▶ **EXERCISE**:
Using the records below, give the number of lines where the word "JSON" appears, with no further output.

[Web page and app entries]
__________
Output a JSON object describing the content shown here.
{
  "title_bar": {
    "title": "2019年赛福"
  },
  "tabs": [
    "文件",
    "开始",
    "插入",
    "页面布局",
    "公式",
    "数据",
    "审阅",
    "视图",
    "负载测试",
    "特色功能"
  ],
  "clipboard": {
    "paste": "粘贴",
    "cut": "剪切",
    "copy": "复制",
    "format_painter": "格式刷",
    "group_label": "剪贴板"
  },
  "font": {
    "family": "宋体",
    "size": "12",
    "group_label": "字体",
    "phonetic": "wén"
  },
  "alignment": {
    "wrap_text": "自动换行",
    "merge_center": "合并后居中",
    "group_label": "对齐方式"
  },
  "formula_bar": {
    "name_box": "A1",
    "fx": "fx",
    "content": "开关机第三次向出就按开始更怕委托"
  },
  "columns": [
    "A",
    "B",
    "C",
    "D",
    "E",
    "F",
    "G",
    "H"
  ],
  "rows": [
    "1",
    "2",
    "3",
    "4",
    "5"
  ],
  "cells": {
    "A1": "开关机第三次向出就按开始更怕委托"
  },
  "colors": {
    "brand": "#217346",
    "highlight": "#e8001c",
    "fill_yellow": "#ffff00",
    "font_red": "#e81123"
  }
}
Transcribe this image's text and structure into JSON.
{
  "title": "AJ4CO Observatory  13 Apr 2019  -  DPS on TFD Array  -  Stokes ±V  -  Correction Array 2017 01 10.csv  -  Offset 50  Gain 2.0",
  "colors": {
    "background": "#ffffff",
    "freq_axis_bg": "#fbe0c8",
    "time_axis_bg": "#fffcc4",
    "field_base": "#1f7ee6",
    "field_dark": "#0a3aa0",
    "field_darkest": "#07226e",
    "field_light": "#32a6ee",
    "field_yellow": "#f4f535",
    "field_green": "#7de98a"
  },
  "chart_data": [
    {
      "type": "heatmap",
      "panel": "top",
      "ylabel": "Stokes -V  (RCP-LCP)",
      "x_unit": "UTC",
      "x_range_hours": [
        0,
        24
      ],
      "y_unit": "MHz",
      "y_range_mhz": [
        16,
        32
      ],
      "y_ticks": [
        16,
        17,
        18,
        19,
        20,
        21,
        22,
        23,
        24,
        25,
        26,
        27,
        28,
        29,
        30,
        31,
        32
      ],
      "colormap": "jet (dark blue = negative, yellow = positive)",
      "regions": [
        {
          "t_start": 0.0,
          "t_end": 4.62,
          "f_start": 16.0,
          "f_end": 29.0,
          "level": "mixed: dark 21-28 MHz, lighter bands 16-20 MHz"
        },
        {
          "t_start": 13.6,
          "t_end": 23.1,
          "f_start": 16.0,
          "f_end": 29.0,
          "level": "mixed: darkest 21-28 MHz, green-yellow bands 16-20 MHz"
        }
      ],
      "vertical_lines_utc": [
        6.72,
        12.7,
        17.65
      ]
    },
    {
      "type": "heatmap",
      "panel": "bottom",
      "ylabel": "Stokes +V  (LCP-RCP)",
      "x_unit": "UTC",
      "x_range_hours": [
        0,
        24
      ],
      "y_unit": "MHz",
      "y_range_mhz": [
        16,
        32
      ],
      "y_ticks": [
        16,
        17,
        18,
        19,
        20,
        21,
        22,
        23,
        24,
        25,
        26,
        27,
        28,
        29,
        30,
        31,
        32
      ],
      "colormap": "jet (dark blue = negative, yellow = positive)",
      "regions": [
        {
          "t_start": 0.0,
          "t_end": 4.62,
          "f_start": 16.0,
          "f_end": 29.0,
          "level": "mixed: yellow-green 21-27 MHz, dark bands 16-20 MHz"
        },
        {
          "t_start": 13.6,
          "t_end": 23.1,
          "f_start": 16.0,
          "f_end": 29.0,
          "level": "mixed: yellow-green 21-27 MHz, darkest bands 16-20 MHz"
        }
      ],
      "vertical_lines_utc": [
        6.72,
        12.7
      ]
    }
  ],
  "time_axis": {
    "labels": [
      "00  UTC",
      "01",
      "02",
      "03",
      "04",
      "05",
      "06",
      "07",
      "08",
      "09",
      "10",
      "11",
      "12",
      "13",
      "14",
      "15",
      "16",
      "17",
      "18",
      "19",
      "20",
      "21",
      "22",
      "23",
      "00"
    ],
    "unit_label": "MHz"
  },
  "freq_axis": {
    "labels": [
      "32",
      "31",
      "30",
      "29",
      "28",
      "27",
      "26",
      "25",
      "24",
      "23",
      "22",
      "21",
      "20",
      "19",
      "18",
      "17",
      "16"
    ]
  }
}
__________
▶ **RESPONSE FOR THIS EXERCISE**:
2